Could be greener

Though the hydrogen vehicles are zero emission on paper, Tree admitted that the green technology is not yet as clean as the board had hoped for.

He estimated that about 70% of the hydrogen fueling the buses will come from natural gas and other unfavorable greenhouse gas sources, at least initially. The other 30% will come from truly sustainable sources such as wind, solar and the capturing of biomass at dairy farms.

But ultimately, he takes some solace in the fact that there will be "no tailpipes" in the county's communities.

"At the end of the day where the impact is, there's no tailpipe and those buses are running around in the community next to the schools, next to the subdivisions," said Tree. "We're doing our part where we can do our part."

But there are also long-term plans to close the sustainability loop.

Metro is a member of the state's Alliance for Renewable Clean Hydrogen Energy Systems, which is currently applying to secure $1.2 billion from the U.S. Department of Energy to establish a "hydrogen hub" in California.

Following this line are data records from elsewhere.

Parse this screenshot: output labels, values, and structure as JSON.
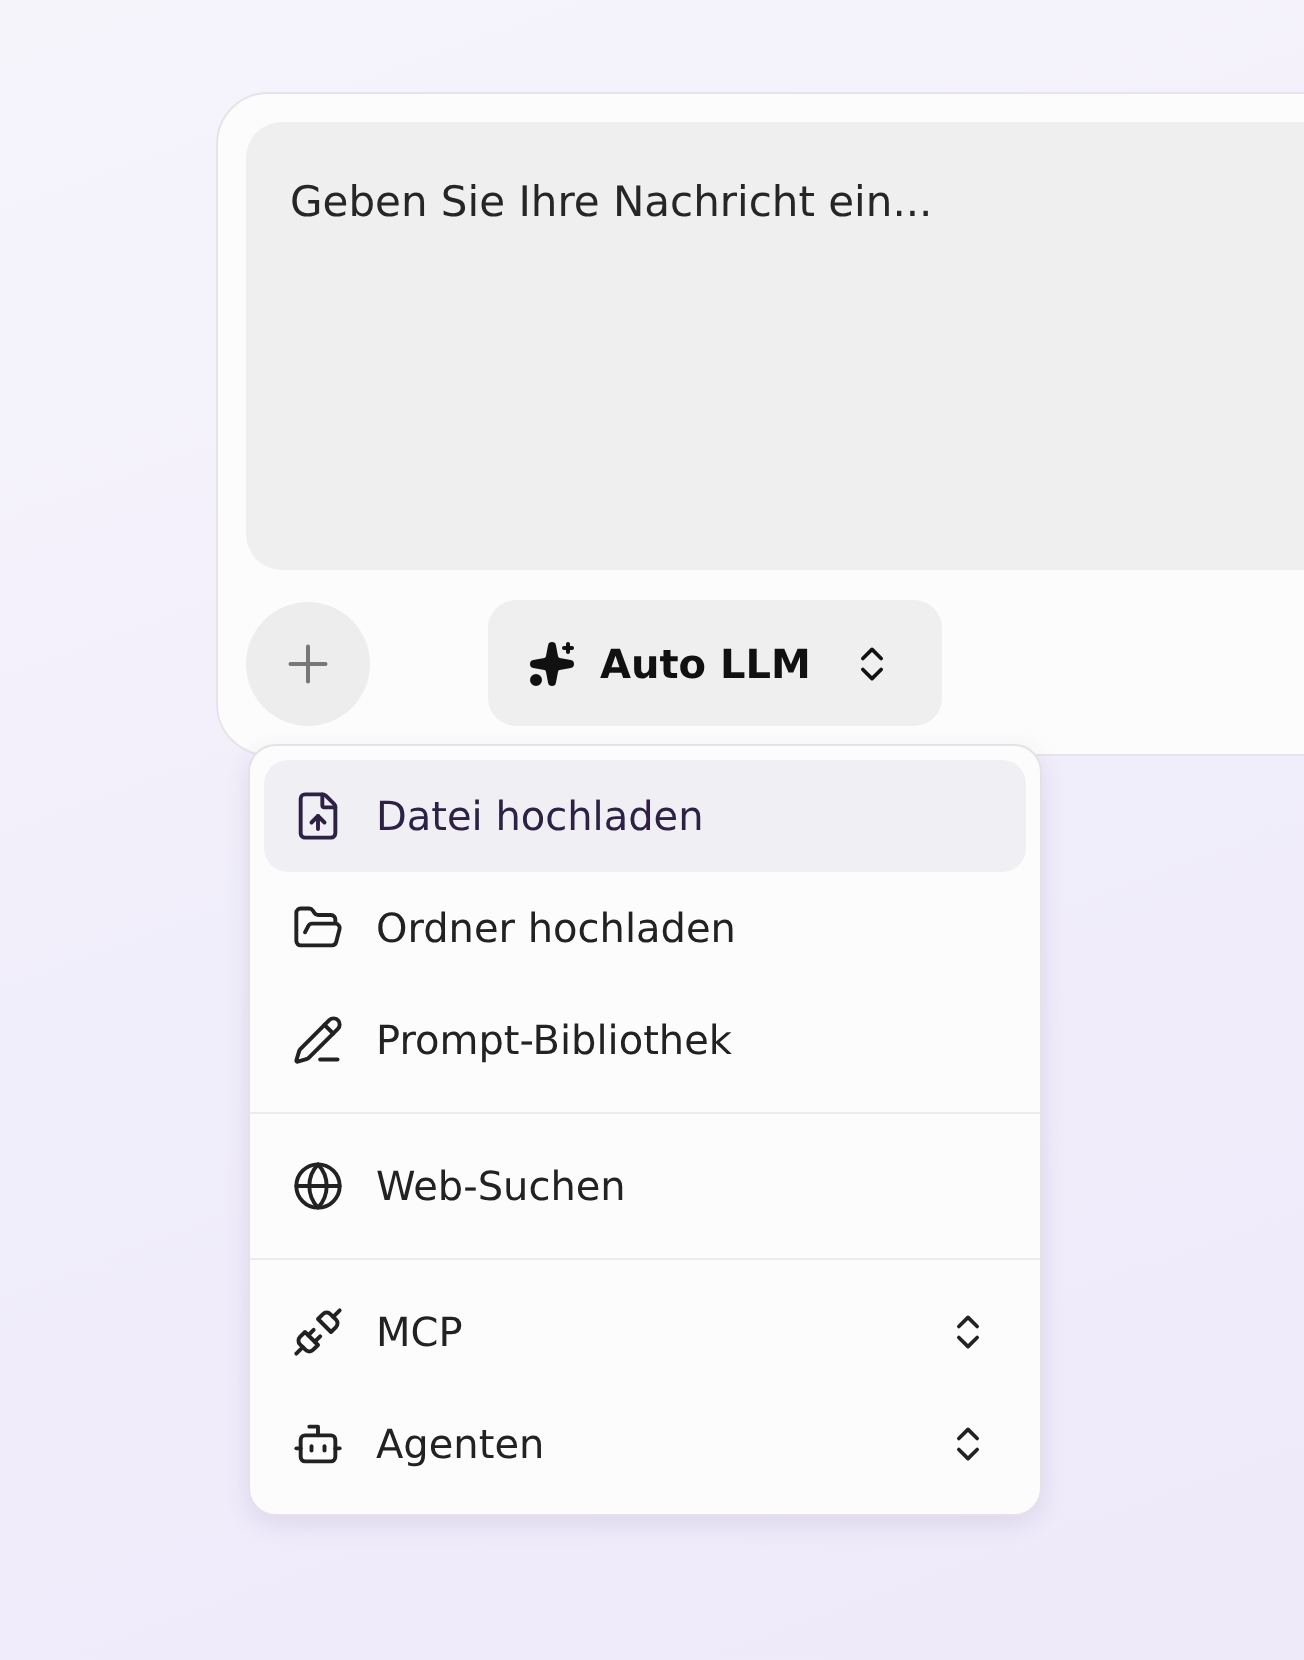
{
  "composer": {
    "placeholder": "Geben Sie Ihre Nachricht ein...",
    "model_button": {
      "label": "Auto LLM"
    }
  },
  "menu": {
    "sections": [
      [
        {
          "label": "Datei hochladen",
          "selected": true,
          "kind": "action"
        },
        {
          "label": "Ordner hochladen",
          "selected": false,
          "kind": "action"
        },
        {
          "label": "Prompt-Bibliothek",
          "selected": false,
          "kind": "action"
        }
      ],
      [
        {
          "label": "Web-Suchen",
          "selected": false,
          "kind": "action"
        }
      ],
      [
        {
          "label": "MCP",
          "selected": false,
          "kind": "submenu"
        },
        {
          "label": "Agenten",
          "selected": false,
          "kind": "submenu"
        }
      ]
    ]
  }
}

The 100% green project would create an environmentally sustainable system for producing and delivering hydrogen on a massive scale and, according to Tree, could bring down the cost of hydrogen fuel to the equivalent of about $2 per gallon.

"We've got a vision for how to get green hydrogen, how to deliver it in a green fashion and how to significantly slash the price to $2, which would be the win, win, win all the way around," said Tree.

© 2023 the Santa Cruz Sentinel (Scotts Valley, Calif.). Distributed by Tribune Content Agency, LLC.